Provoke and Pester
Yvan Arpa, who runs the brands Artya, Black Belt and Spero Lucem, considers rebellion the fact of not being afraid of danger and living intensively one’s passions. “Rebellion can’t be a concept but a way of living,” he says. “In my case it means being able to start creative projects whenever I want with absolutely no limits or taboos. I look for intensity and freedom and I fight for this, whatever the consequences. Rebels are also there to provoke and pester people because they make no deal, no arrangements. I don’t find that in most of the watches pretending to be rebellious.” Actually, for Yvan Arpa, watches are fascinating objects. He loves the efforts and skills necessary to create one and their philosophical dimension, which is capturing time. But for Arpa, they first serve his own needs to resist an image of luxury. One he finds calculating, opportunist or hypocrite. “This vision has an echo. My customers understand this radical approach of living out of security zones and that some people are looking for that. Like Voltaire, who I esteem a lot, I am ready to loose everything to remain free.”
The Breeze of Freedom
Even if they are antagonists, heroes and rebels are the inspiring figures of the moment. To paraphrase the famous mythologist Joseph Campbell, they all put their own life in second place to achieve what makes the most sense for them. The watches work then as talismans, which carry a bit of the courage of these individuals. It just went one step further with tattoos. Indeed, watchmak- ers had never celebrated ink in the skin. Thanks to some select progressive brands, the new codes of contemporary warriors are apparent.
Watchmaking has been known to celebrate alternative kinds of beauty and art; it is normal then that, heroic or rebel, tattoos would come to them. But this doesn’t answer the question of who are the real rebels of today? Their passion to live without limits remains distant from the desires of the majority… they create a breeze of freedom through their choice of objects.
“Rebellion can’t be a concept but a way of living.

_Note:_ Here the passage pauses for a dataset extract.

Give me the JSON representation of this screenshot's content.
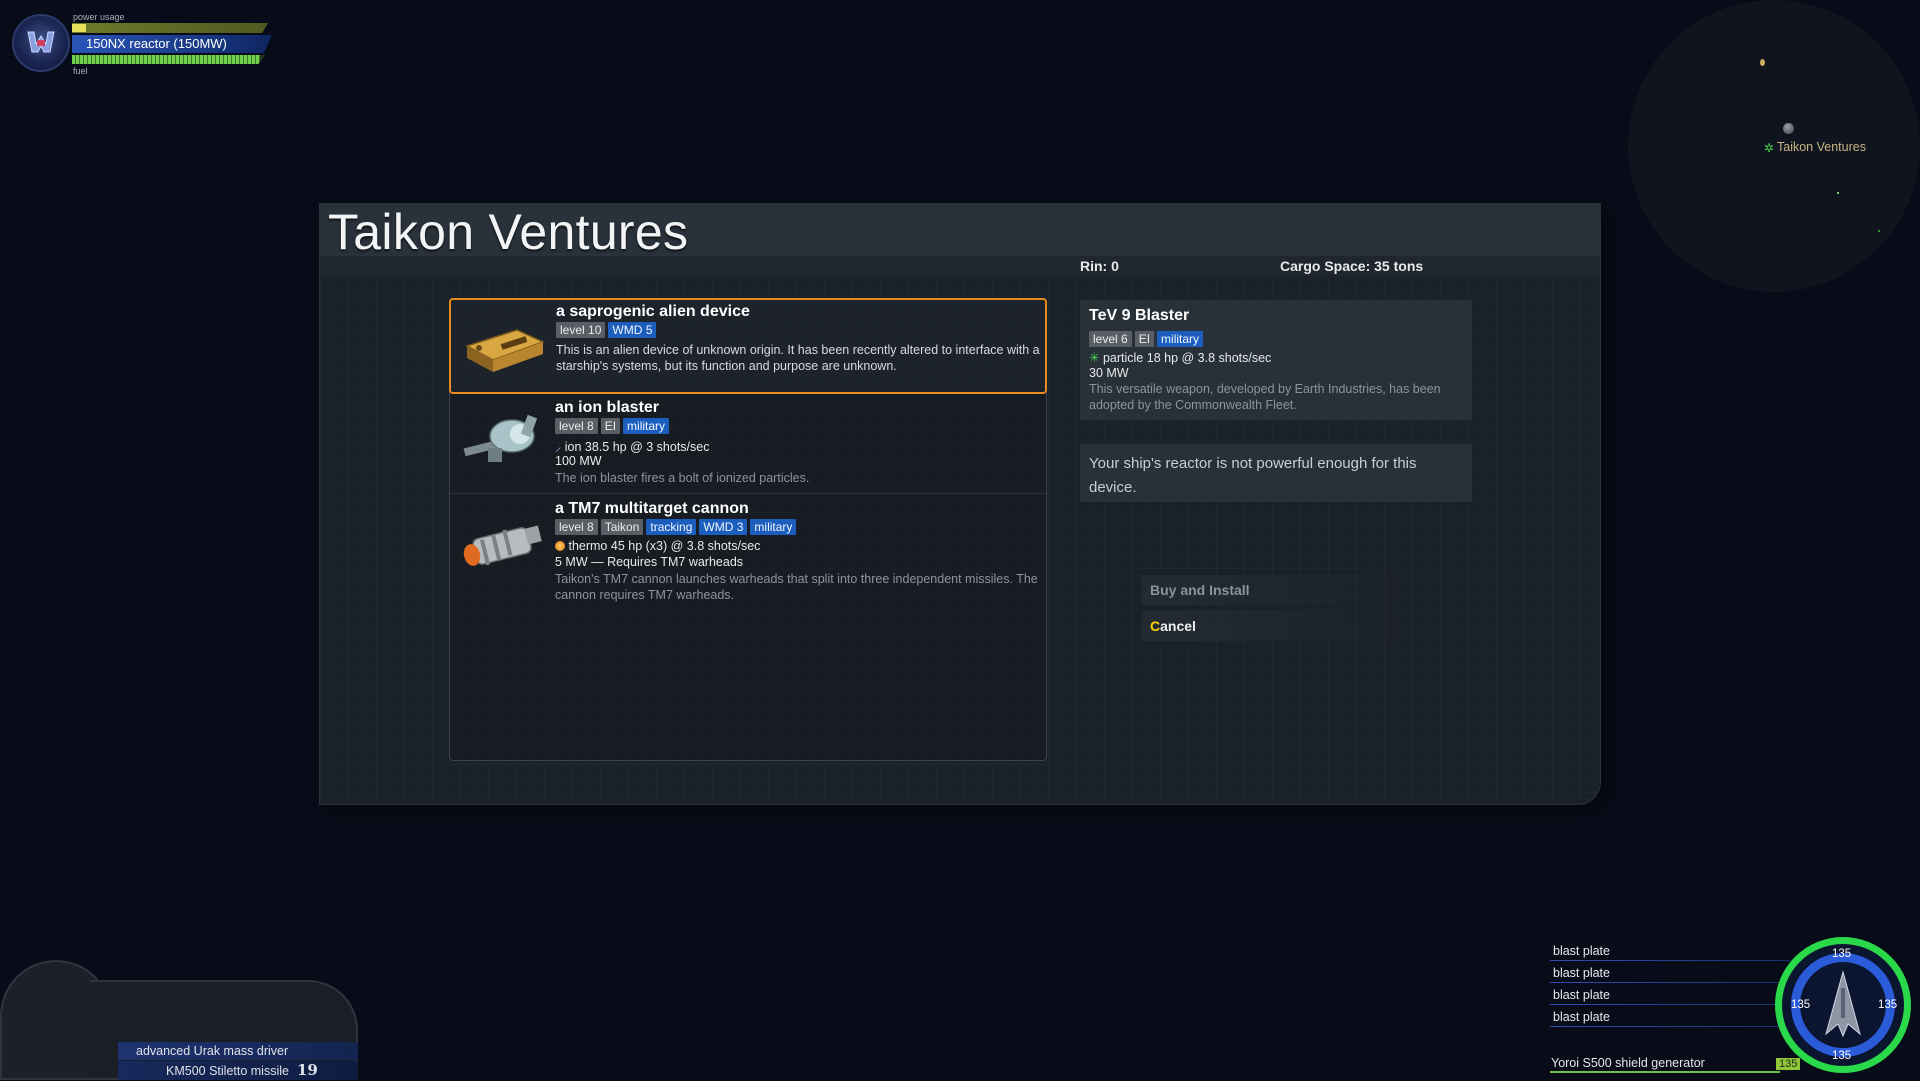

In my case it means being able to start creative projects whenever I want with absolutely no limits or taboos.”